The Heartland Institute is not alone in providing information on common-sense environmentalism. Other good sources include:
World Climate Report--Dr. Patrick Michaels, past president of the American Association of State Climatologists, presents a comprehensive, concise, and hard-hitting overview of global warming science. World Climate Report is categorized by date and topic, and provides citations to the current scientific literature.
Science and Environmental Policy Project--Atmospheric physicist Dr. S. Fred Singer, Distinguished Research Professor at George Mason University and professor emeritus of environmental science at the University of Virginia, presents a weekly update on the latest global warming news.
CO2 Science--Dr. Craig Idso, a member of the American Association for the Advancement of Science, the American Meteorological Society, and the Arizona-Nevada Academy of Sciences, presents a weekly review of the scientific literature regarding global warming issues. CO2 Science also provides historical temperature data from weather stations throughout the U.S.
Climate Audit--Geologist Steve McIntyre, who played a key role in exposing flaws in Michael Mann’s “hockey stick” graph purporting to show unprecedented recent warming, provides near-daily updates on the latest scientific data and literature regarding global warming.
Climate Science--Dr. Roger Pielke, Sr., a meteorologist with the Department of Atmospheric Science at Colorado State University, provides near daily updates on the scientific literature related to global warming. Dr. Pielke insists that he is not a global warming “skeptic,” but does feel that global warming fears lack nuance and are substantially overstated.
Prometheus--Dr. Roger Pielke, Jr., a professor in the Environmental Studies Program at the University of Colorado, provides daily news and commentary on science policy regarding a wide variety of issues.

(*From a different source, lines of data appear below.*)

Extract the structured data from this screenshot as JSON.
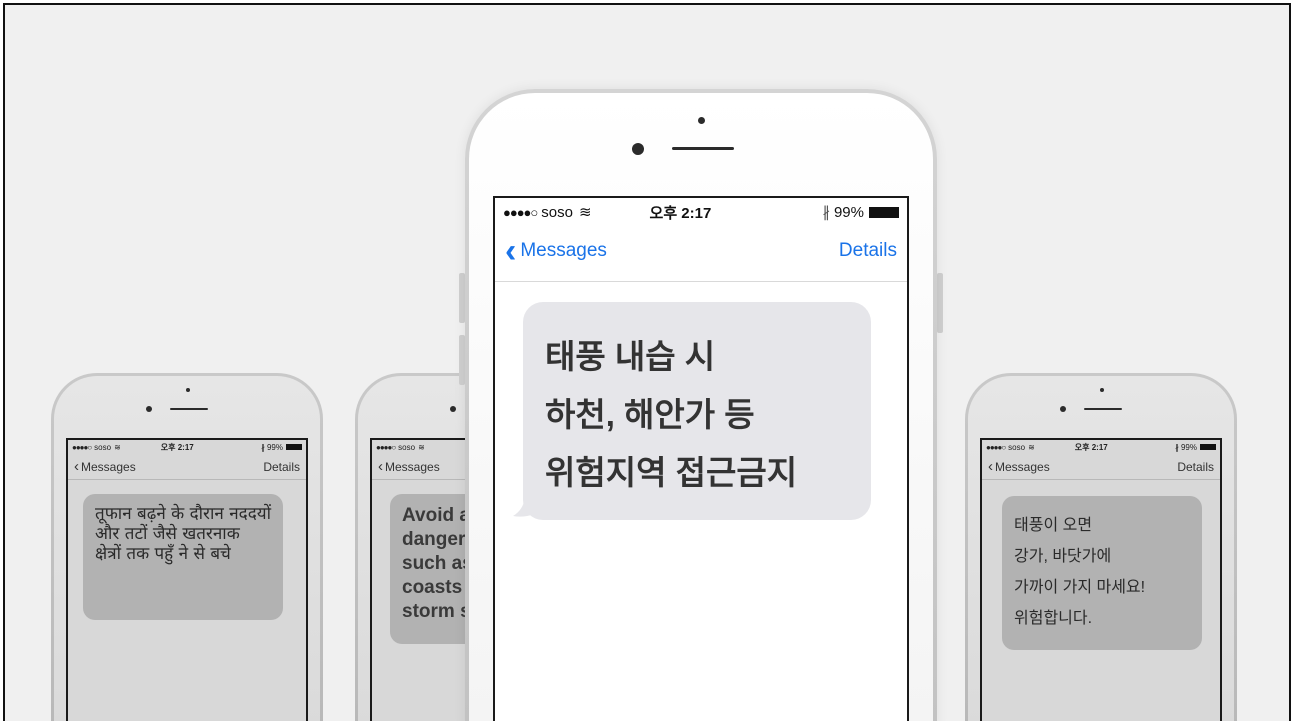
{
  "status": {
    "carrier": "soso",
    "time": "오후 2:17",
    "battery": "99%"
  },
  "nav": {
    "back_label": "Messages",
    "details_label": "Details"
  },
  "phones": {
    "left": {
      "message": "तूफान बढ़ने के दौरान नददयों और तटों जैसे खतरनाक क्षेत्रों तक पहुँ ने से बचे"
    },
    "center_left": {
      "message_lines": [
        "Avoid a",
        "danger",
        "such as",
        "coasts",
        "storm s"
      ]
    },
    "center": {
      "message_lines": [
        "태풍 내습 시",
        "하천, 해안가 등",
        "위험지역 접근금지"
      ]
    },
    "right": {
      "message_lines": [
        "태풍이 오면",
        "강가, 바닷가에",
        "가까이 가지 마세요!",
        "위험합니다."
      ]
    }
  },
  "colors": {
    "ios_blue": "#1a73e8",
    "bubble_gray": "#e6e6ea",
    "bubble_dim": "#b2b2b2"
  }
}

Committee for a Constructive Tommorrow (CFACT)--CFACT’s E-FACT Report will keep you up to date on all the environmental issues that matter to you.